WHAT YOU ARE ASKED TO DO
In the data below, which lines hold the word "icon"? Copy them.

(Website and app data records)
····················

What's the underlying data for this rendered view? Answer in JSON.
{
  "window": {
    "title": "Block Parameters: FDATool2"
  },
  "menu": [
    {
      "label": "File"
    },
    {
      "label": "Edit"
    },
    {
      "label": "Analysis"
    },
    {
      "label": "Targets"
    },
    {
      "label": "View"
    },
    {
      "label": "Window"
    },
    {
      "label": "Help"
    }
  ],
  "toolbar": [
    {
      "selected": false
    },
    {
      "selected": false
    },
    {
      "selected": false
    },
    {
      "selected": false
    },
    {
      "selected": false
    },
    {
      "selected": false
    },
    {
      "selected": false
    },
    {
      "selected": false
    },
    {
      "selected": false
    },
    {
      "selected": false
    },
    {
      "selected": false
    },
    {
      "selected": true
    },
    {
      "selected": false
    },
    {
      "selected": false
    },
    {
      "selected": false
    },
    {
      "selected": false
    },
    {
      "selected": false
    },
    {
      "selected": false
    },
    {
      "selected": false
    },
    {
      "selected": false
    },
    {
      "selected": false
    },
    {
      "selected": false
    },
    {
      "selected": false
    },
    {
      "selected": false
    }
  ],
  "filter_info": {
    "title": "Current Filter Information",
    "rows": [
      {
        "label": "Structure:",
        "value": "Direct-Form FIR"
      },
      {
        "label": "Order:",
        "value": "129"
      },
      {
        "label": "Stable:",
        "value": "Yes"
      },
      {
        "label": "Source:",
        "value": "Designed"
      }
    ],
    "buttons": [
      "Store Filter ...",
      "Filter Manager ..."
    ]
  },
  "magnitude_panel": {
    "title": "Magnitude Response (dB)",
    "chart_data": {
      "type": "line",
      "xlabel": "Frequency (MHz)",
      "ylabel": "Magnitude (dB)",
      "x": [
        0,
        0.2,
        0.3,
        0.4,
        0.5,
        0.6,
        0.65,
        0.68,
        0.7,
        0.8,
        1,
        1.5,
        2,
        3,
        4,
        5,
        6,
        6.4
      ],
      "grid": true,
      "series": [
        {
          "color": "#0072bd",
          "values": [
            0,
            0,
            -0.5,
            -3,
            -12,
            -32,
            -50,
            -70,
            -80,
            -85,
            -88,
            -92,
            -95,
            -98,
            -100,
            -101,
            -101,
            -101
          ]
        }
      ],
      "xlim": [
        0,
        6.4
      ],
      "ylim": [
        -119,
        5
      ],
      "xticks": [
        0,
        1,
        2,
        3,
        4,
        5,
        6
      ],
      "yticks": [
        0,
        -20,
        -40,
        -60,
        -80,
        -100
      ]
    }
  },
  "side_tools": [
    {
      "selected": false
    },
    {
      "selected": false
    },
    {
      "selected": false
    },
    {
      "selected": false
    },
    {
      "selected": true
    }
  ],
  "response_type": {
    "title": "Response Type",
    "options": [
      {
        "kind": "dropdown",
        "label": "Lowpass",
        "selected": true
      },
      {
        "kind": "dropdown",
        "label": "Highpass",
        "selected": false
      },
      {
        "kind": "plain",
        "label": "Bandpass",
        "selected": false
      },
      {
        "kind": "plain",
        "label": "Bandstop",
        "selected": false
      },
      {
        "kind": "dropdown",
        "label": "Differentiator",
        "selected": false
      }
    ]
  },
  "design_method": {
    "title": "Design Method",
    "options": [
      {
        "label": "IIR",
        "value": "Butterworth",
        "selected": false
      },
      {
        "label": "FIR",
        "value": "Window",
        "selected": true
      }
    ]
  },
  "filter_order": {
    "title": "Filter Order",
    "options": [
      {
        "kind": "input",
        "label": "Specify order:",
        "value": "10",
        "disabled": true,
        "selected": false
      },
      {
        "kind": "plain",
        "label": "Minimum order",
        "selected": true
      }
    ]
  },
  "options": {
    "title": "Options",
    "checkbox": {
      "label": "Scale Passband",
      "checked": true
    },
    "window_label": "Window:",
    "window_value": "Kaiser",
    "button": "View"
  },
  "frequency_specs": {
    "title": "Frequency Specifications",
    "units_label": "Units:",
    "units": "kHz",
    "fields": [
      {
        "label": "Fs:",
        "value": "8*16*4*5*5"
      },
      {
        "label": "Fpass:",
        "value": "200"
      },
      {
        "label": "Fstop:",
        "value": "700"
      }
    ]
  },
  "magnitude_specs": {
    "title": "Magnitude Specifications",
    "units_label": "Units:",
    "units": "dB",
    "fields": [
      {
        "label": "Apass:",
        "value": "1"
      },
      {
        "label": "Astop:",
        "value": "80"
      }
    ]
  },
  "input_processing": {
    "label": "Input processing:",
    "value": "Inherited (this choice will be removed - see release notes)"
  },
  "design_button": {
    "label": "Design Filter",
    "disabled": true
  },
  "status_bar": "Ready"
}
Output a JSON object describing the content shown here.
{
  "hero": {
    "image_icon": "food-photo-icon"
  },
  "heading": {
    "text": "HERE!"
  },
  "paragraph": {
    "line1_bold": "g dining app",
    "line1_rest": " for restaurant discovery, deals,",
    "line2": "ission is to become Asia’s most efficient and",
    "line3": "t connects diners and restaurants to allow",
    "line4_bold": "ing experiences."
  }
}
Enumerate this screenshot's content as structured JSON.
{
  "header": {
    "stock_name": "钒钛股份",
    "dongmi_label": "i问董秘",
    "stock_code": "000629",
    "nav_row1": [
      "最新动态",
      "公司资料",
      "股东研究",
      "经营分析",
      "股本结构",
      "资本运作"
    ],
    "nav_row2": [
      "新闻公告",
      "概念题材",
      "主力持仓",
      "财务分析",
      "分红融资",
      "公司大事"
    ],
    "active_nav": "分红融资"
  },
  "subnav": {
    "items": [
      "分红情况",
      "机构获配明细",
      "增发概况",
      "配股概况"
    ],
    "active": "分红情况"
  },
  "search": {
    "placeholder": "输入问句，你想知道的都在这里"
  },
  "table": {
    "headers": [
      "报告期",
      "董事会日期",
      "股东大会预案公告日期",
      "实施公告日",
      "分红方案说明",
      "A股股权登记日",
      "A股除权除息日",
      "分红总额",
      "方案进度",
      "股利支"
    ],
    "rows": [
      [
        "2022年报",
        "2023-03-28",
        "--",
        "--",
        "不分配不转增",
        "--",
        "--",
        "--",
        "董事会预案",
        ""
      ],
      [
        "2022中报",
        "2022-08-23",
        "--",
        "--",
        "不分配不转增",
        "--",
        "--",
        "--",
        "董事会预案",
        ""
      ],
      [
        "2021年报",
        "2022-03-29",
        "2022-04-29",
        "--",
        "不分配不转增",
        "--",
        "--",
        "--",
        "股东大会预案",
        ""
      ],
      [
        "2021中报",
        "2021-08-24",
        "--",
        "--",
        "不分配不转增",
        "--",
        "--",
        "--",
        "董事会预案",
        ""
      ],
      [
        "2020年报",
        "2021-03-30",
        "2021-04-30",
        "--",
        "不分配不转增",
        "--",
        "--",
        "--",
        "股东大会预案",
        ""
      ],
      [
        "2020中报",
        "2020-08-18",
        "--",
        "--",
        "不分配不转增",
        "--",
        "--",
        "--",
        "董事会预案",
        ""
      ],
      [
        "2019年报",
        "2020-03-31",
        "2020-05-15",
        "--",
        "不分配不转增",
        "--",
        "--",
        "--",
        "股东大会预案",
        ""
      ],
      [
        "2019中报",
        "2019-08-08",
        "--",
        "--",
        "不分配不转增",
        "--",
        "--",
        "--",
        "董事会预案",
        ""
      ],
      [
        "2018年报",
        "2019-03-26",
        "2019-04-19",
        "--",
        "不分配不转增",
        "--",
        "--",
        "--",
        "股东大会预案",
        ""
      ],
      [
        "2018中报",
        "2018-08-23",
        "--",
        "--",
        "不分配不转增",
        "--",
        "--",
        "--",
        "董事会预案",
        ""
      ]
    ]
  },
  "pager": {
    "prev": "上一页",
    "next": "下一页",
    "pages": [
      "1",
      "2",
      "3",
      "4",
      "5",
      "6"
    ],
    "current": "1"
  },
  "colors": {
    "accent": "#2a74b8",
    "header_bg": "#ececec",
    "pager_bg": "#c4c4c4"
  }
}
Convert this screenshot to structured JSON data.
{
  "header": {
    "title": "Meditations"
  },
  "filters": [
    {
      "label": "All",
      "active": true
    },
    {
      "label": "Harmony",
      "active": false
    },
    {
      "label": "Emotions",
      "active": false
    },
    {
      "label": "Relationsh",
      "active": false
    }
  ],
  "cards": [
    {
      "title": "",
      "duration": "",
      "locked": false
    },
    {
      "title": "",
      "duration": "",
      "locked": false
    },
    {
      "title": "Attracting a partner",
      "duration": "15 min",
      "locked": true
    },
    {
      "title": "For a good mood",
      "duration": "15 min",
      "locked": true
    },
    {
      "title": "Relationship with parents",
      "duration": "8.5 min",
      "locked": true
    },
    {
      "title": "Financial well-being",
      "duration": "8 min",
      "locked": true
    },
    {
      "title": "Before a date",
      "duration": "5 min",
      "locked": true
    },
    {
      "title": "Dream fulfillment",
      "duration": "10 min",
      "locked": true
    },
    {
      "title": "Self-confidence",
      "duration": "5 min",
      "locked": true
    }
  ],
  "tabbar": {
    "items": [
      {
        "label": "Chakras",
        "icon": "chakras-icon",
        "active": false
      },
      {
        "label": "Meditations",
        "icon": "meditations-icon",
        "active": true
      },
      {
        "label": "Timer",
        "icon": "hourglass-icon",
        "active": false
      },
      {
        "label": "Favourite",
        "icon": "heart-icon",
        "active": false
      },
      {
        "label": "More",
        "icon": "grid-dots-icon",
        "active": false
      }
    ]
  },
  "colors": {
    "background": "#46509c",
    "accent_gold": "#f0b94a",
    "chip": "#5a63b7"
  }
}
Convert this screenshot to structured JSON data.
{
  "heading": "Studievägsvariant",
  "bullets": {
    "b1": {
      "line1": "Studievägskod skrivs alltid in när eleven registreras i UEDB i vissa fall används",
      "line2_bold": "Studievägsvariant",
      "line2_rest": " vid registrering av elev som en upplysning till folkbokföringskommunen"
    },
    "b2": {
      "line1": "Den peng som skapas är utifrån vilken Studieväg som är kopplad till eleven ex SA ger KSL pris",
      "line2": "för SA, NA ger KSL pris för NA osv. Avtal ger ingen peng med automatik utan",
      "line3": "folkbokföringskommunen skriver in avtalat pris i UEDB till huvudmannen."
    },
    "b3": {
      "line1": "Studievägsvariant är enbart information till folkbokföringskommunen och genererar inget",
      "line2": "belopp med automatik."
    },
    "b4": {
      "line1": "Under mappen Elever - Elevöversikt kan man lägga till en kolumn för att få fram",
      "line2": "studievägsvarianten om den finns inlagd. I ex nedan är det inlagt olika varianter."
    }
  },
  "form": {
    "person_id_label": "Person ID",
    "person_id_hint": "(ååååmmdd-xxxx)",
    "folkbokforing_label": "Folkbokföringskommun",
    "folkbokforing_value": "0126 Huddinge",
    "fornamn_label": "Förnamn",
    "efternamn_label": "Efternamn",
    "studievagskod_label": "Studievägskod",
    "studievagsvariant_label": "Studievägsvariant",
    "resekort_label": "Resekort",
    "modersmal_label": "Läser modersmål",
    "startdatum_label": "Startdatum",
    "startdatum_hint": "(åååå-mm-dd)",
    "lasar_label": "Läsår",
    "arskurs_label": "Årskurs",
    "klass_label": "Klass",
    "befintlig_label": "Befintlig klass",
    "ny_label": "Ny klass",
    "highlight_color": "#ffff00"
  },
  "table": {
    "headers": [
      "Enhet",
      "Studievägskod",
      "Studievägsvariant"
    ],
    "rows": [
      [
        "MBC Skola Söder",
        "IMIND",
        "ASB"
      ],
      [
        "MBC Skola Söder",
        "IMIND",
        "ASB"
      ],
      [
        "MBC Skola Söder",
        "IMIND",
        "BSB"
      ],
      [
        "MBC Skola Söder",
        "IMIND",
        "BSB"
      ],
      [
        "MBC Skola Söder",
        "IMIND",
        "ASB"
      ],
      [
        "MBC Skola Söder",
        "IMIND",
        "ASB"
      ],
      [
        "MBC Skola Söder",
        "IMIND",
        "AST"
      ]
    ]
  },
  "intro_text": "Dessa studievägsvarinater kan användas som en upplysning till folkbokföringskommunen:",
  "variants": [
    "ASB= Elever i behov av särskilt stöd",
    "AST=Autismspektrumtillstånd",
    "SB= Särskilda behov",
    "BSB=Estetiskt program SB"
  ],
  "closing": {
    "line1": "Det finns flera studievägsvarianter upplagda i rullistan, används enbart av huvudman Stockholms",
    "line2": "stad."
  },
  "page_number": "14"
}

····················

RESPONSE TO THIS EXERCISE
    "image_icon": "food-photo-icon"
        "icon": "chakras-icon",
        "icon": "meditations-icon",
        "icon": "hourglass-icon",
        "icon": "heart-icon",
        "icon": "grid-dots-icon",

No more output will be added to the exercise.